Protect employees’ privacy

Big Brother won’t be watching – at least not the e-mail of the nation’s 30,000 court employees.

The Judicial Conference of U.S. Courts, a 27-judge committee led by Chief Justice William Rehnquist, decided last week to remove language from its Internet use policy which stated court employees have no right to privacy when they send e-mail or use the Web. Several judges objected to the policy, and in May judges for the 9th Circuit in San Francisco disabled their network’s monitoring software in protest.

About three-quarters of the nation’s businesses use similar software to track workers’ visits to Web sites, read e-mail sent over local networks, retrieve employees’ voice mail, track their keystrokes and capture screens from selected computers, according to the American Management Association.

The Judicial Conference’s decision to delete its policy authorizing such monitoring in the nation’s court offices was rightly praised by experts who believe this action indicates judges will be more sympathetic to cases challenging workplace privacy violations. Corporate overreaction to the dawn of the communication age does not deserve recognition by the courts.
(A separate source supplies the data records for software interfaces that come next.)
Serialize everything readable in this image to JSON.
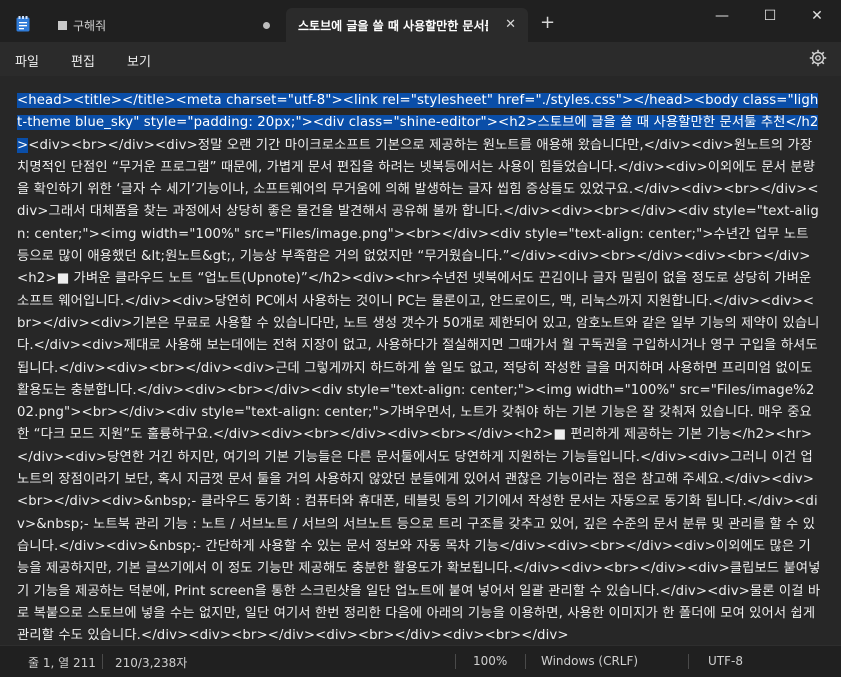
{
  "tabs": {
    "inactive_label": "구해줘",
    "active_label": "스토브에 글을 쓸 때 사용할만한 문서툴",
    "close_glyph": "✕",
    "new_tab_glyph": "+"
  },
  "window_controls": {
    "minimize": "—",
    "maximize": "☐",
    "close": "✕"
  },
  "menu": {
    "file": "파일",
    "edit": "편집",
    "view": "보기"
  },
  "editor": {
    "selected_text": "<head><title></title><meta charset=\"utf-8\"><link rel=\"stylesheet\" href=\"./styles.css\"></head><body class=\"light-theme blue_sky\" style=\"padding: 20px;\"><div class=\"shine-editor\"><h2>스토브에 글을 쓸 때 사용할만한 문서툴 추천</h2>",
    "rest_text": "<div><br></div><div>정말 오랜 기간 마이크로소프트 기본으로 제공하는 원노트를 애용해 왔습니다만,</div><div>원노트의 가장 치명적인 단점인 “무거운 프로그램” 때문에, 가볍게 문서 편집을 하려는 넷북등에서는 사용이 힘들었습니다.</div><div>이외에도 문서 분량을 확인하기 위한 ‘글자 수 세기’기능이나, 소프트웨어의 무거움에 의해 발생하는 글자 씹힘 증상들도 있었구요.</div><div><br></div><div>그래서 대체품을 찾는 과정에서 상당히 좋은 물건을 발견해서 공유해 볼까 합니다.</div><div><br></div><div style=\"text-align: center;\"><img width=\"100%\" src=\"Files/image.png\"><br></div><div style=\"text-align: center;\">수년간 업무 노트 등으로 많이 애용했던 &lt;원노트&gt;, 기능상 부족함은 거의 없었지만 “무거웠습니다.”</div><div><br></div><div><br></div><h2>■ 가벼운 클라우드 노트 “업노트(Upnote)”</h2><div><hr>수년전 넷북에서도 끈김이나 글자 밀림이 없을 정도로 상당히 가벼운 소프트 웨어입니다.</div><div>당연히 PC에서 사용하는 것이니 PC는 물론이고, 안드로이드, 맥, 리눅스까지 지원합니다.</div><div><br></div><div>기본은 무료로 사용할 수 있습니다만, 노트 생성 갯수가 50개로 제한되어 있고, 암호노트와 같은 일부 기능의 제약이 있습니다.</div><div>제대로 사용해 보는데에는 전혀 지장이 없고, 사용하다가 절실해지면 그때가서 월 구독권을 구입하시거나 영구 구입을 하셔도 됩니다.</div><div><br></div><div>근데 그렇게까지 하드하게 쓸 일도 없고, 적당히 작성한 글을 머지하며 사용하면 프리미엄 없이도 활용도는 충분합니다.</div><div><br></div><div style=\"text-align: center;\"><img width=\"100%\" src=\"Files/image%202.png\"><br></div><div style=\"text-align: center;\">가벼우면서, 노트가 갖춰야 하는 기본 기능은 잘 갖춰져 있습니다. 매우 중요한 “다크 모드 지원”도 훌륭하구요.</div><div><br></div><div><br></div><h2>■ 편리하게 제공하는 기본 기능</h2><hr></div><div>당연한 거긴 하지만, 여기의 기본 기능들은 다른 문서툴에서도 당연하게 지원하는 기능들입니다.</div><div>그러니 이건 업노트의 장점이라기 보단, 혹시 지금껏 문서 툴을 거의 사용하지 않았던 분들에게 있어서 괜찮은 기능이라는 점은 참고해 주세요.</div><div><br></div><div>&nbsp;- 클라우드 동기화 : 컴퓨터와 휴대폰, 테블릿 등의 기기에서 작성한 문서는 자동으로 동기화 됩니다.</div><div>&nbsp;- 노트북 관리 기능 : 노트 / 서브노트 / 서브의 서브노트 등으로 트리 구조를 갖추고 있어, 깊은 수준의 문서 분류 및 관리를 할 수 있습니다.</div><div>&nbsp;- 간단하게 사용할 수 있는 문서 정보와 자동 목차 기능</div><div><br></div><div>이외에도 많은 기능을 제공하지만, 기본 글쓰기에서 이 정도 기능만 제공해도 충분한 활용도가 확보됩니다.</div><div><br></div><div>클립보드 붙여넣기 기능을 제공하는 덕분에, Print screen을 통한 스크린샷을 일단 업노트에 붙여 넣어서 일괄 관리할 수 있습니다.</div><div>물론 이걸 바로 복붙으로 스토브에 넣을 수는 없지만, 일단 여기서 한번 정리한 다음에 아래의 기능을 이용하면, 사용한 이미지가 한 폴더에 모여 있어서 쉽게 관리할 수도 있습니다.</div><div><br></div><div><br></div><div><br></div>"
  },
  "status": {
    "position": "줄 1, 열 211",
    "count": "210/3,238자",
    "zoom": "100%",
    "line_ending": "Windows (CRLF)",
    "encoding": "UTF-8"
  }
}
Employers’ best argument is that employees using workplace e-mail and Internet services are borrowing their companies’ property and thus have no expectation of privacy, a position favored – until now – by the courts. But nowhere else in the body of American law is there any hint that a person surrenders all his or her legal protections solely by being on another’s property. Even a person trespassing with the intent to commit a crime retains a wealth of legal protections against the property owner. The failure of U.S. courts to apply the same principle to an employee entering an employer’s “cyber property” should be reversed and is probably best written off as an example of the trepidation and rush to control usually greeting new ideas or technologies.

Indeed, the legality of employer Internet-monitoring flatly contradicts federal wiretapping laws prohibiting employers from eavesdropping on most employee conversations.
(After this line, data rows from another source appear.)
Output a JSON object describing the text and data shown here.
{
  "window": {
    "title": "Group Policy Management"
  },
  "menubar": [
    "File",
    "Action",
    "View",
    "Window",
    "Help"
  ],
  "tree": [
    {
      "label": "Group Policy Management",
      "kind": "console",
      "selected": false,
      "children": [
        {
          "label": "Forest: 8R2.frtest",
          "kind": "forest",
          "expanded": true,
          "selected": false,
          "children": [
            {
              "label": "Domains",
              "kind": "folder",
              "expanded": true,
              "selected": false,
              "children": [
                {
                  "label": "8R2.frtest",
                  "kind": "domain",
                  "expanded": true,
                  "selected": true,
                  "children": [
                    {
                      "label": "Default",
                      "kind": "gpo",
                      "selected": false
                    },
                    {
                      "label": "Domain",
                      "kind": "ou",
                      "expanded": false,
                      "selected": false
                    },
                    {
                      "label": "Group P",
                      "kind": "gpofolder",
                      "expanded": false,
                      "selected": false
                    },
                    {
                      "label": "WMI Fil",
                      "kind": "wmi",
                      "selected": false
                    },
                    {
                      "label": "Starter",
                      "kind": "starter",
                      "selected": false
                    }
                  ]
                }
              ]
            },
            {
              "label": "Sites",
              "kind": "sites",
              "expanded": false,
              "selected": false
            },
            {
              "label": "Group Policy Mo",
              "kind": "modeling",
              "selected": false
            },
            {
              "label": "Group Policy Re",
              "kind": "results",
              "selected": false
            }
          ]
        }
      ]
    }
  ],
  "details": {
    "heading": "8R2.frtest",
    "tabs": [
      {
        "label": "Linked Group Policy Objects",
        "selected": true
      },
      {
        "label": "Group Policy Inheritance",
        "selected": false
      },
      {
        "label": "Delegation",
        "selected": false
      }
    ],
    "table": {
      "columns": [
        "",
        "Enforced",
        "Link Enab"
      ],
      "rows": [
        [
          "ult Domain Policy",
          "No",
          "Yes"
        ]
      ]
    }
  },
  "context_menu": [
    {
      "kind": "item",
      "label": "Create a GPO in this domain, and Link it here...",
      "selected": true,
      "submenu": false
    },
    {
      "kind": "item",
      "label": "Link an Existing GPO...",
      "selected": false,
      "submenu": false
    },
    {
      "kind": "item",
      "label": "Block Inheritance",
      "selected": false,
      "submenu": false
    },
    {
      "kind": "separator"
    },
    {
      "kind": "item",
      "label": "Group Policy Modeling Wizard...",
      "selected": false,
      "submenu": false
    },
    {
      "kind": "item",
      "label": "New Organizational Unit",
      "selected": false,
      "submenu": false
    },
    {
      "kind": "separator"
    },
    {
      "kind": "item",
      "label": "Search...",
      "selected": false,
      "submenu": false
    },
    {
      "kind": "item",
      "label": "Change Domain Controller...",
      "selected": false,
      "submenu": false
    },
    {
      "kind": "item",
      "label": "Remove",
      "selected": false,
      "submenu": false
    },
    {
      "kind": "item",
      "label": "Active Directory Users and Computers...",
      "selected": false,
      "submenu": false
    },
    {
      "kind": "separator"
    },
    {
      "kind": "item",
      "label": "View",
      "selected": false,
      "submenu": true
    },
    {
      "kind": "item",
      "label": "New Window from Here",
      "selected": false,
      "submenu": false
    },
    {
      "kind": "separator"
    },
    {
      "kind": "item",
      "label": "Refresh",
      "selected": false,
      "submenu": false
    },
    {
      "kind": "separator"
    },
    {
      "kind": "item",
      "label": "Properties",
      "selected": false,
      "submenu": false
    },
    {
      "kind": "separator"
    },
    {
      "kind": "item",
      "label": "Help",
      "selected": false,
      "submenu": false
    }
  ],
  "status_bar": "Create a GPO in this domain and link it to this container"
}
It should become clear to employers, too, that their companies’ rights are not superior to those of their employees, and attempts to control such workplace minutia as the occasional personal e-mail – or phone call or copy – are philosophically wrong in a society where people must be employed to survive. Such measures demoralize employees and waste company resources: after all, if an employee’s personal Web use is not affecting his or her productivity, why buy software and hire more employees to monitor harmless surfing?

The Internet is a staple of the modern workplace, and employers can no more prevent employees’ personal use of it than they can prevent the occasional non-business copy. The courts should lead the way to a better, reasonable Web law in the workplace.